Kentucky’s Cumberland Falls State Park played host to the 2007 national reunion of the National Association of Civilian Conservation Corps Alumni (NACCCA) on September 27th, 28th and 29th. Approximately 110 registrants attended the event and the headcount at the closing banquet seemed to be higher still. Park Naturalist Brett Smitley estimated that of the total in attendance, 70 were former CCC enrollees. Smitley was the primary organizer of the event and his hard work paid off in the form of a satisfying gathering for these former “soil soldiers” and “tree troopers” whose numbers grow thinner with every passing day. (Estimates state that about 1,000 World War II veterans die every day. To place this figure in context, consider the fact that many CCC enrollees were 17 to 20 years of age in 1933 – nine years before the U.S. entered the war.)
Cumberland Falls hosts an annual reunion for local CCC veterans, but this national reunion is the last major gathering before next year’s 75th anniversary of Franklin Roosevelt’s New Deal and the Civilian Conservation Corps, a huge work relief program that put some 3 million young men to work in America’s forests, fields and parks between 1933 and 1942. NACCCA holds a national reunion every fall. Dallas played host in 2006, Rapid City hosted the reunion in 2005 and Phoenix was the host city in 2004.
During the reunion, visitors enjoyed fascinating presentations by Forest Service personnel who described archeological work done at the sites of a number of former CCC camps in Kentucky. Bill Jamerson presented his documentary film on CCC life in Michigan and entertained those gathered with his humorous folks songs describing life as it was in the CCC camps. An authentic bluegrass band, Ballard Ford, provided the entertainment for the big banquet the final night of the reunion.
The reunion setting could not have been more fitting. The CCC constructed numerous improvements in the Cumberland Falls area, including Dupont Lodge and hiking trails that visitors continue to enjoy today. On the CCC Memorial Trail, a careful hiker will find one of the concrete dynamite storage boxes the CCC enrollees placed in the side of a rock outcropping and rest on a well-placed stone bench near the end of the hike.
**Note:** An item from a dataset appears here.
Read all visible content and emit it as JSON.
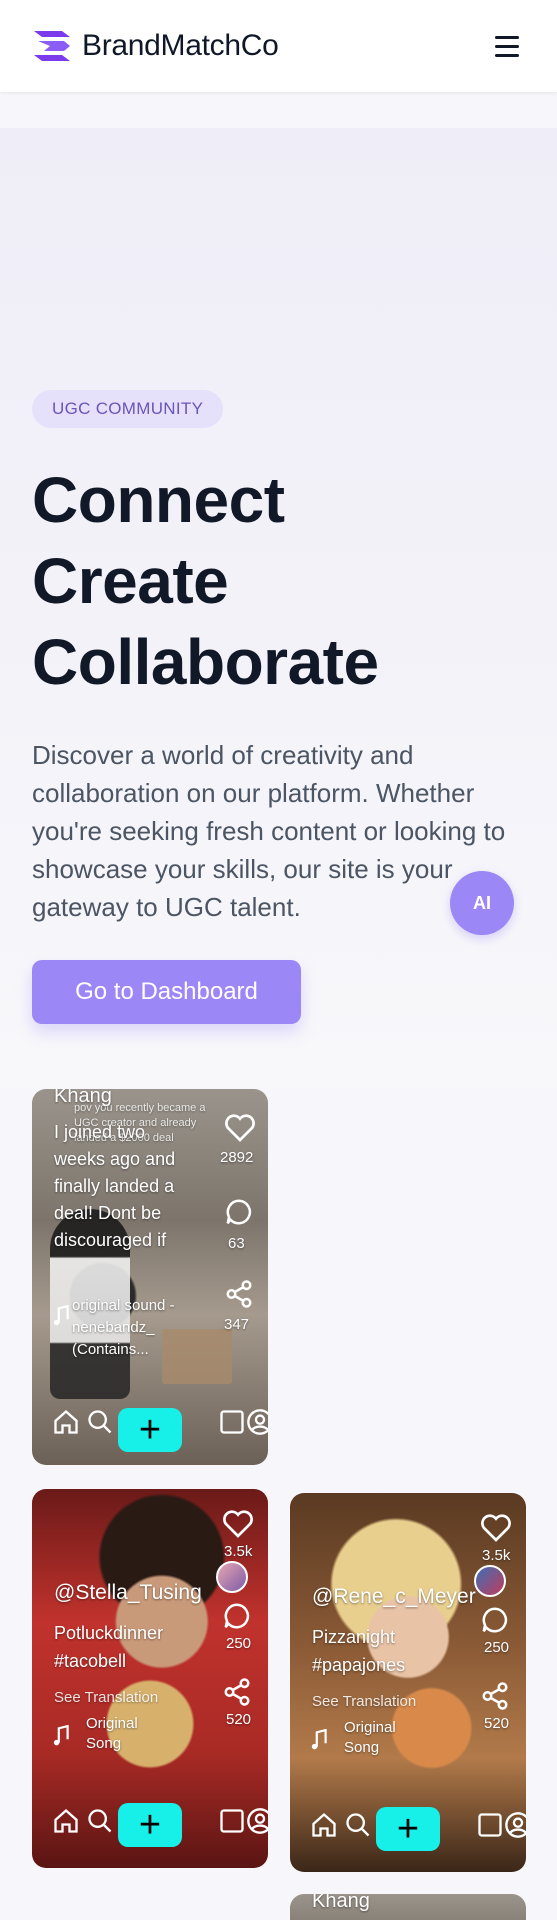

With former enrollees now in their 80s and 90s, the opportunity for mass gatherings of former CCC boys is quickly fading. Hopefully in the future these events will begin to attract a larger number of historians and students of forest, conservation and recreation history as well as the descendants – sons, daughters, grandsons and granddaughters - of CCC enrollees, who will gather yearly, not so much as a form of reunion but as a means of honoring the work of the largest peacetime mobilization this nation has ever seen.